At first glance, we may not see why Christian liberty deserves its own chapter in the Confession. But let me offer you two reasons why this chapter is worthy of our utmost respect and most diligent study.
1.) It is strategically placed in the Confession.
The structure of the Second London Baptist Confession of Faith is not arbitrary. There are important reasons for the placement of each chapter.
First, this chapter comes immediately after chapter 20, which is on the gospel. I think the framers want us to see that the gospel and Christian liberty are closely tied together. As we will see, Christian liberty is the direct result of the gospel. What Christ purchased on the cross for us was the blessings bound up in Christian liberty. He saved us in order to set us free.
Sometimes discussions on Christian liberty revolve around what Christians should or should not do. But our main focus needs to be on what Christ has already done for us. We will see this more clearly in the first paragraph of this chapter.
Second, this chapter serves as the beginning of a new section in the Confession on how to please and glorify God in many areas of life. Jim Renihan says, “This is what our Puritan fathers did: [this chapter] was not just placed in this position because something needed to be said about Christian liberty. Rather, this chapter was positioned at the head of an entire section because it was of fundamental importance to understand. As a result, we have an entire unit, ‘God-Centered Living: Freedom and Boundaries,’ in which Christian liberty is worked out in many different ways.” ((Jim Renihan, A Toolkit for Confessions, 79.))
He explains what he means in these words: “. . . the first six chapters [of the Confession] set out foundational doctrines, followed by a lengthy section which teaches about covenant theology and its implications (chapters 7-20). The next section begins with the chapter Of Christian Liberty and continues through chapter 30. This assertion may surprise some—and perhaps deserves some explanation. The order of the chapters is not arbitrary or accidental. From chapter 21 to chapter 30, every doctrine is affected by the theology of Christian liberty—some more than others—some more overtly and directly—but nonetheless all are affected. . . . In each of these cases, the Confession sets out a framework by which Christians may understand what Christ commands, so that they may be wary of the inventions, intrusions and human legalisms. All these doctrines were, in the 17th century, subject to religious abuse. Their purity had to be expressed in confessional terms. So, this doctrine takes on great importance.” ((Jim Renihan, Reformation Today article entitled “Of Christian Liberty”.))
Christian liberty, then, specifically has to do with religious matters, matters of faith, and morals. It teaches us how we can honor and glorify God in our country, church, and home. So, Christian liberty is a direct result of the gospel and foundational to the way we live our lives before God.

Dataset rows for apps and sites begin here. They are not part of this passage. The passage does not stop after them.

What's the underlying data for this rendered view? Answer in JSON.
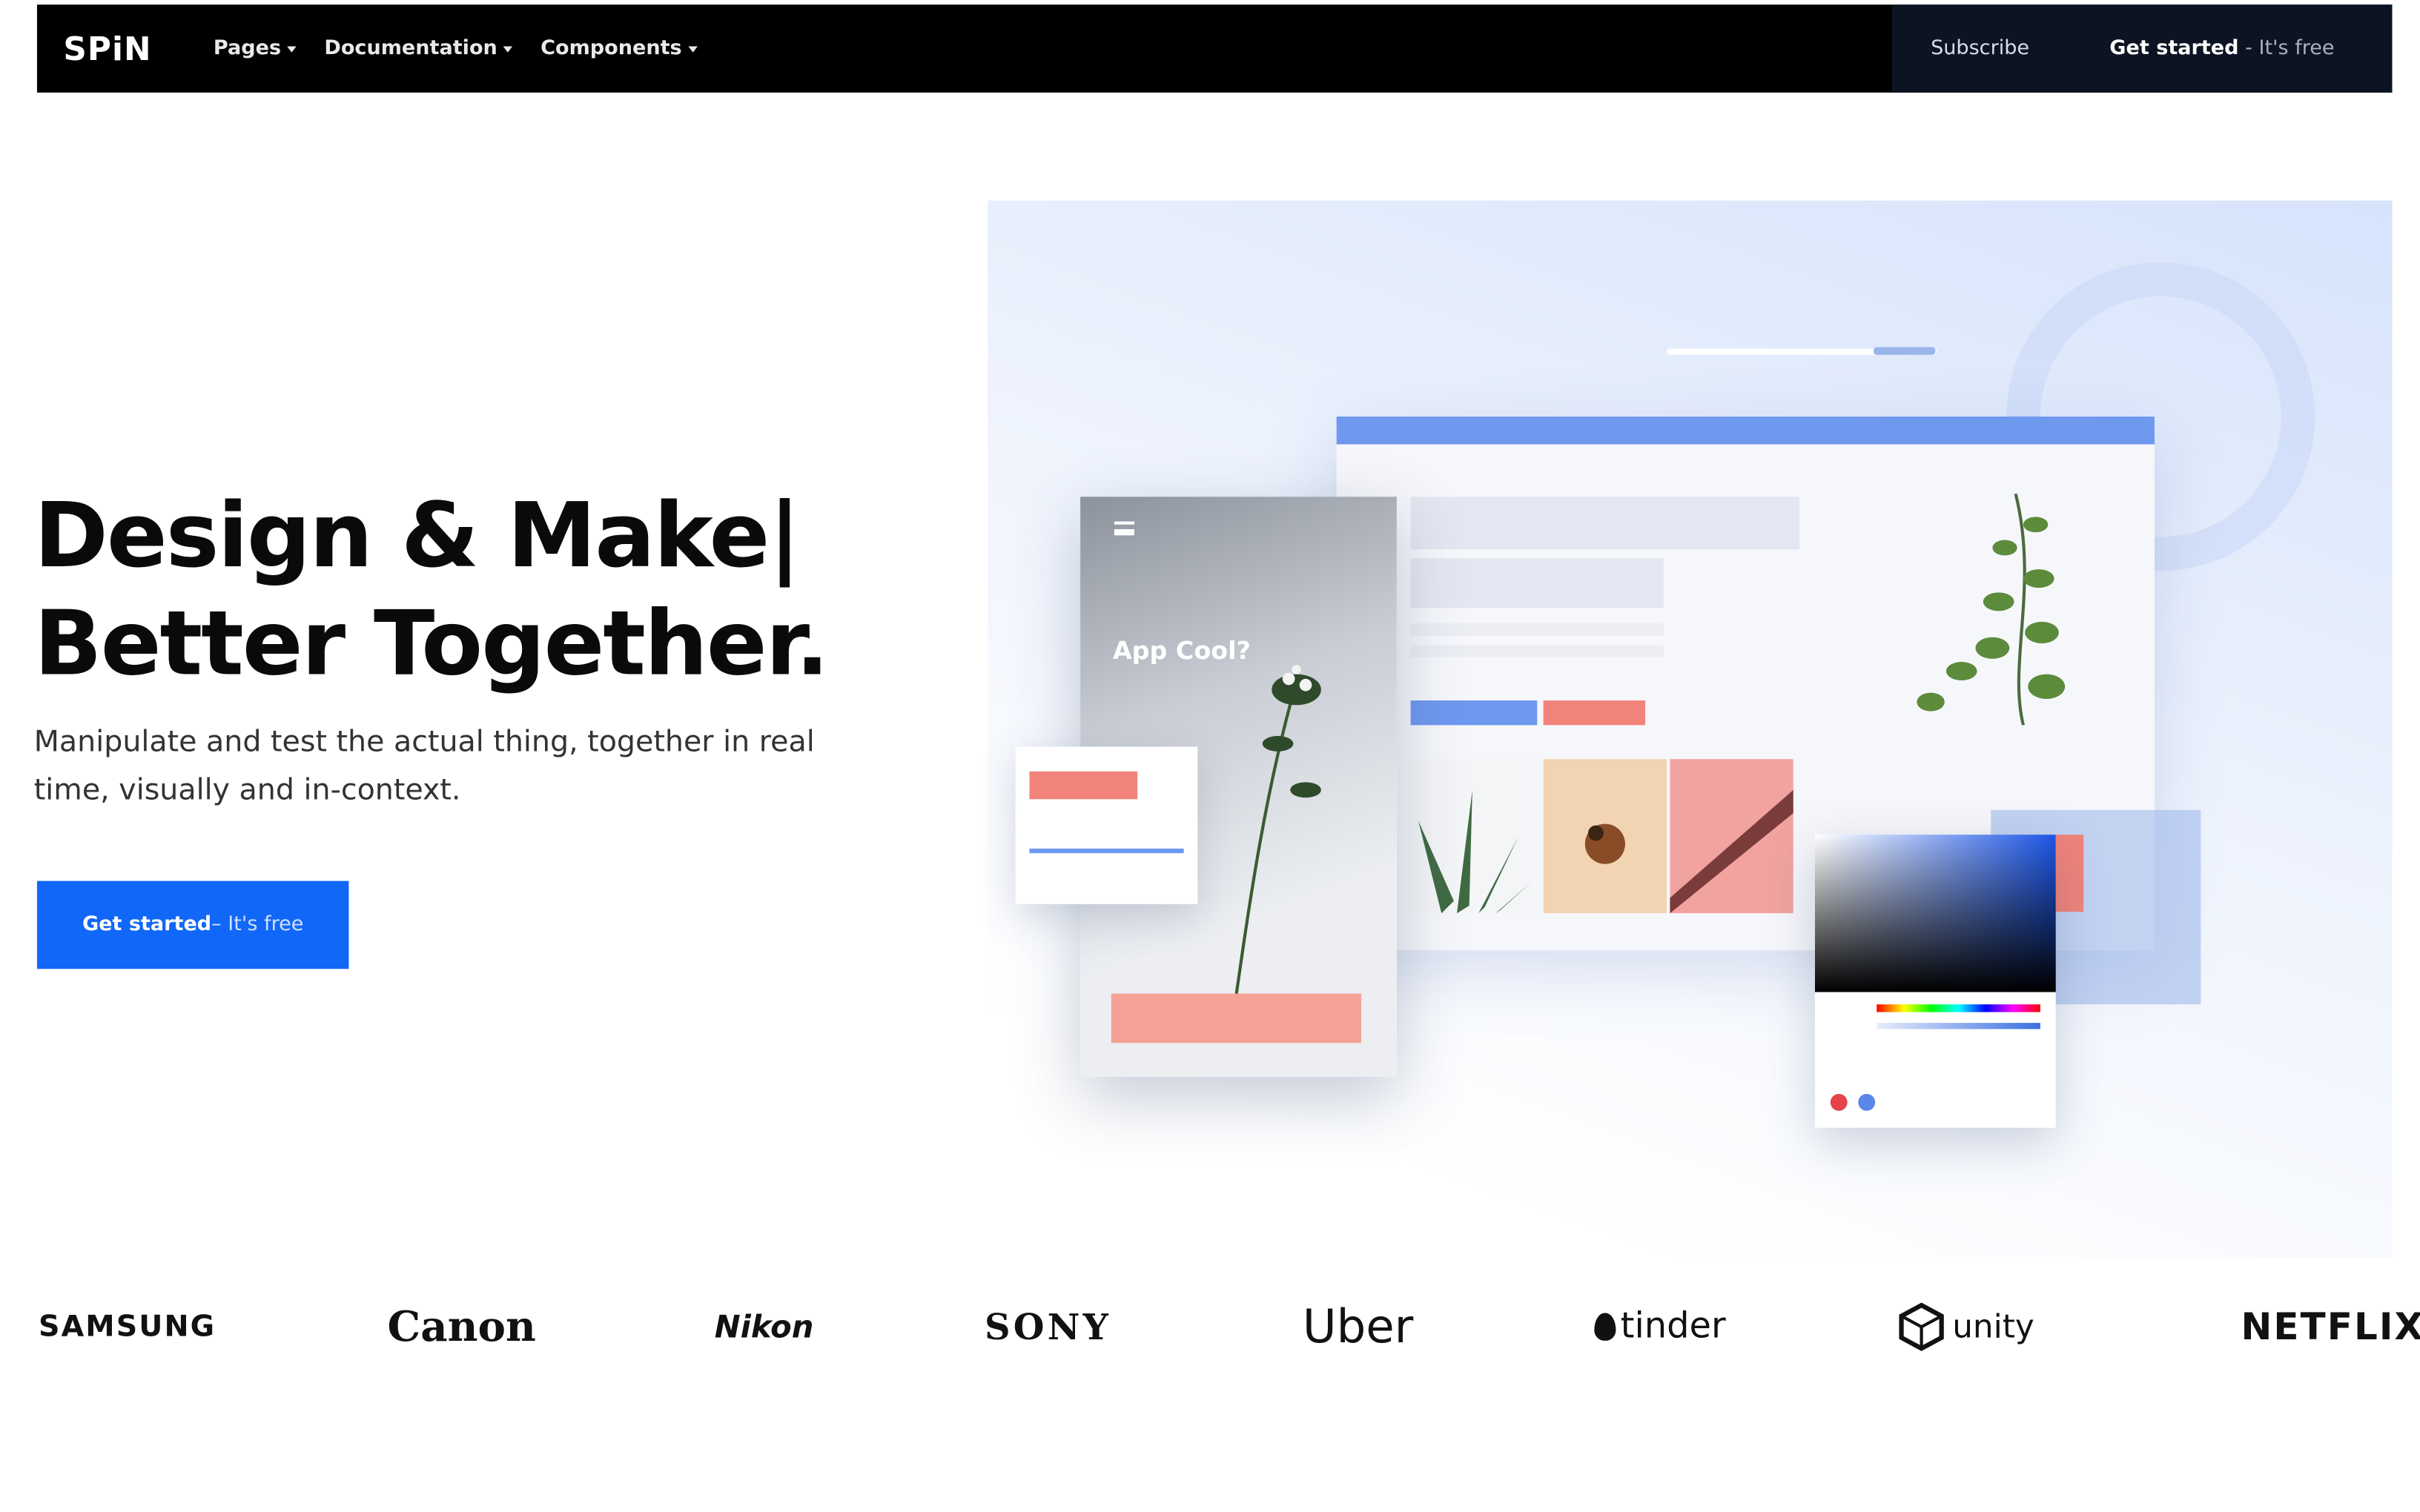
{
  "navbar": {
    "brand": "SPiN",
    "links": [
      {
        "label": "Pages"
      },
      {
        "label": "Documentation"
      },
      {
        "label": "Components"
      }
    ],
    "subscribe": "Subscribe",
    "get_started_bold": "Get started",
    "get_started_rest": " - It's free"
  },
  "hero": {
    "title_line1": "Design & Make|",
    "title_line2": "Better Together.",
    "subtitle": "Manipulate and test the actual thing, together in real time, visually and in-context.",
    "cta_bold": "Get started",
    "cta_rest": " – It's free"
  },
  "illustration": {
    "phone_title": "App Cool?"
  },
  "logos": [
    "SAMSUNG",
    "Canon",
    "Nikon",
    "SONY",
    "Uber",
    "tinder",
    "unity",
    "NETFLIX"
  ],
  "colors": {
    "navbar_bg": "#000000",
    "cta_blue": "#1167f7",
    "accent_blue": "#6f98ef",
    "accent_salmon": "#f1837b"
  }
}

2.) Great men of God have stressed how vital Christian liberty is to the Christian faith.
Listen to what John Calvin, John Owen, and Samuel Bolton have said about the importance of Christian liberty:
John Calvin, Institutes, 3:19:1: “We are now to treat of Christian Liberty, the explanation of which certainly ought not to be omitted by any one proposing to give a compendious summary of Gospel doctrine. For it is a matter of primary necessity, one without the knowledge of which the conscience can scarcely attempt any thing without hesitation, in many must demur and fluctuate, and in all proceed with fickleness and trepidation. In particular, it forms a proper appendix to Justification, and is of no little service in understanding its force. . . . But, as we have said, if the subject be not understood, neither Christ, nor the truth of the Gospel, nor the inward peace of the soul, is properly known.”
John Owen, Works, 15:402: “The second principle of the Reformation, whereon the reformers justified their separation from the church of Rome, was this: ‘That Christian people were not tied up unto blind obedience unto church-guides, but were not only at liberty, but also obliged to judge for themselves as unto all things that they were to believe and practice in religion and the worship of God.’ They knew that the whole fabric of the Papacy did stand on this basis or dunghill, that the mystery of iniquity was cemented by this device,–namely, that the people were ignorant, and to be kept in ignorance, being obliged in all things unto an implicit obedience unto their pretended guides.”
Samuel Bolton, The True Bounds of Christian Freedom, pp. 20-21: “Two great things Christ has entrusted into the hands of His Church — Christian faith and Christian liberty. Just as we are to contend earnestly for the maintenance of the faith (Jude 3), so also for the maintenance of Christian liberty, and that against all who would oppose and undermine it: ‘Stand fast therefore in the liberty wherewith Christ hath made us free’ (Gal. 5.1). Very like this is the exhortation of the same apostle: ‘Ye are bought with a price: be not ye the servants of men’ (2 Cor. 7.23).”
If these towering theologians viewed Christian liberty as “a matter of primary necessity” (Calvin), “The second principle of the Reformation, whereon the reformers justified their separation from the church of Rome,” (Owen), and one of the “Two great things Christ has entrusted into the hands of His Church” (Bolton), I think we should pay close and careful attention to what this chapter teaches us! As Calvin said, “if the subject be not understood, neither Christ, nor the truth of the Gospel, nor the inward peace of the soul, is properly known.”